New checking technology confuses bank
You shun online bill
payment. You've heard about bills that don't get paid, or worse,
companies that keep getting paid even though you canceled the service.
You'd rather write checks, mail them and, a month or so later, have
them show up with your bank statement ready to be reconciled with
Sorry, but that option is rapidly disappearing as
banks, credit card companies, utilities and retail companies sign
up for something called accounts receivable conversion, or ARC.
ARC is a means of converting a paper check to an automated
clearinghouse payment. Let's say you write a check to pay for a
purchase at Wal-Mart. The cashier scans the check electronically
and hands back your check. The data from your check moves through
ARC enables your credit card company or utility to
do the same thing. They truncate -- that is, electronically
capture the information from your check, make an image of it --
which stays on file in case you request it -- and then destroy the
check. From then on, only an electronic version of your check winds
through the system.
While it stops the expensive, circuitous routing of
paper checks, it also means your bank doesn't have a paper check
to enclose in your statement. That's a potential sticking point
for some customers.
Another problem for consumers who risk overdrawing
their account is float. The amount of time between when you write
a check and when the money is actually deducted from your account
is reduced. Instead of a check taking, perhaps, five or six days
to clear your account, an ARC payment could be cleared in one or
An issue of more concern to the industry is that many
customers have a difficult time finding where the check payment
is listed on their statement.
Companies that ran ARC pilot programs often found
that consumers didn't know why they weren't getting back their checks
and, even if they didn't expect to receive the paper check, they
couldn't find the payment on the statement.
"There's no uniform method of reporting on the
statement," says Avivah Litan, a research director at Gartner,
a research company based in Stamford, Conn.
"They need to educate the consumer. They need
to have good descriptive information in the message. Capture the

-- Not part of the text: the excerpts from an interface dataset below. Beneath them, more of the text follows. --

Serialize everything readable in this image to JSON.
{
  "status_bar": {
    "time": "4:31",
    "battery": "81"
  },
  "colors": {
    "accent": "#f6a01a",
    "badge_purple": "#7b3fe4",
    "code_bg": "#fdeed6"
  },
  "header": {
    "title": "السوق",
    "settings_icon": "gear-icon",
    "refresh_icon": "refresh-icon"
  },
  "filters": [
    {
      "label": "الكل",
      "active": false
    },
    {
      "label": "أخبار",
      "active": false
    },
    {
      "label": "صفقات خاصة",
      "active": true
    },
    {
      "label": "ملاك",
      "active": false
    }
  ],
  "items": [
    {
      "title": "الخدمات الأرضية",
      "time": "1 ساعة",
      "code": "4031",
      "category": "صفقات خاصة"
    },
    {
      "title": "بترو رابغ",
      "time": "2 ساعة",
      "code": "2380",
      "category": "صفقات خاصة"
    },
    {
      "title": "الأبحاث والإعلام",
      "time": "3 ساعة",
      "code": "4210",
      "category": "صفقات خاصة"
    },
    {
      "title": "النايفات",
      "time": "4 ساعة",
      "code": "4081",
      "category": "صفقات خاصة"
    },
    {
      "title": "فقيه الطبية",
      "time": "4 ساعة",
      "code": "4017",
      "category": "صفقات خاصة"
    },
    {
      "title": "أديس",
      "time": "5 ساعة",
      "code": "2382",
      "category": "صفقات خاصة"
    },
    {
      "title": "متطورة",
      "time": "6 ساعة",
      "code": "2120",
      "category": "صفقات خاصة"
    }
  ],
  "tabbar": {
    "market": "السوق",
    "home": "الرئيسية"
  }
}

check image and show the customer -- this is what we captured and
this is how the payment was made. They won't do that because it

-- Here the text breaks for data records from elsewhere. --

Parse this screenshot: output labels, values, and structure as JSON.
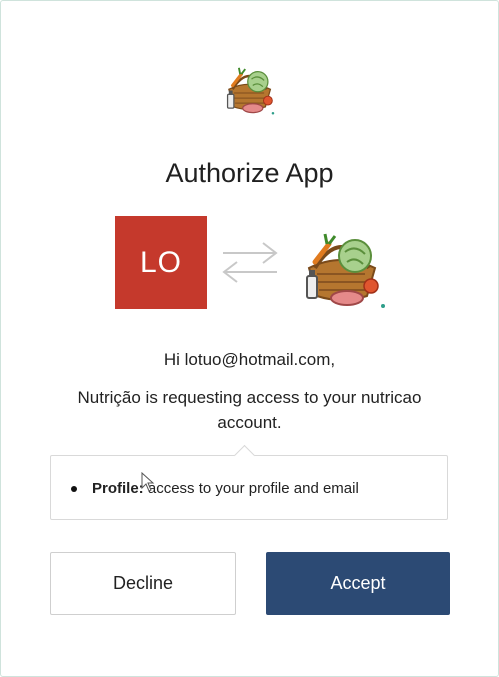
{
  "dialog": {
    "title": "Authorize App",
    "user_initials": "LO",
    "greeting": "Hi lotuo@hotmail.com,",
    "request_message": "Nutrição is requesting access to your nutricao account.",
    "scopes": [
      {
        "name": "Profile:",
        "description": "access to your profile and email"
      }
    ],
    "decline_label": "Decline",
    "accept_label": "Accept"
  },
  "colors": {
    "avatar_bg": "#c5392c",
    "accept_bg": "#2c4a74",
    "frame_border": "#cfe3dc"
  },
  "icons": {
    "app_logo": "vegetable-basket-logo",
    "exchange": "exchange-arrows-icon",
    "bullet": "bullet-icon",
    "cursor": "mouse-cursor-icon"
  }
}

would eat up the savings."
Richard Oliver, retail payments manager for the Federal
Reserve System, says banks are trying to decide where to list ARC

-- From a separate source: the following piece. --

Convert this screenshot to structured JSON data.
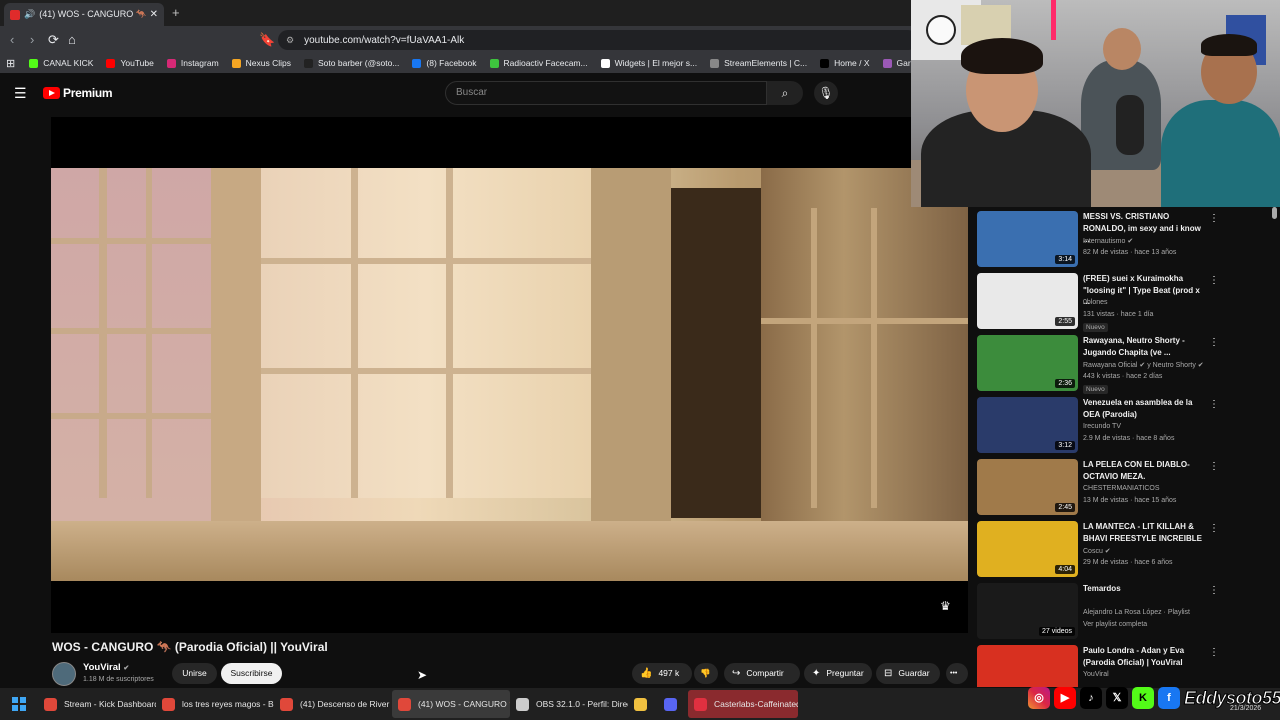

payments on their statements.
"Does it show up in ATM with electronic transactions,
or is it better if you integrate it with the checks? The customer
sees checks 205 and 207 and wonders what happened to 206."
Wells Fargo ran two pilot programs over the past couple
years involving hundreds of thousands of its credit card customers.
The second went much smoother than the first.
"We learned it's extremely important to have
a really clear, timely disclosure for the customer, an insert that
they get for a couple of months in advance," says Keith Theisen,
senior vice president of treasury management.
"The first one we sent out was on the back of
a bill. It couldn't really do what was needed to spell it out very
clearly. The second time, we told them where (the check payment)
would appear -- in debit transactions/ATM withdrawals. We gave them
an example of how it might look, and that was helpful. After they
get used to it, the statement gives a clearer description than a
check on a statement."
Theisen says complaints and customer confusion, which
were high during the first test, were considerably reduced during
the second test. Wells Fargo credit card services is going to use
ARC with all its credit card bills, and the bank's mortgage division
is doing an ARC pilot.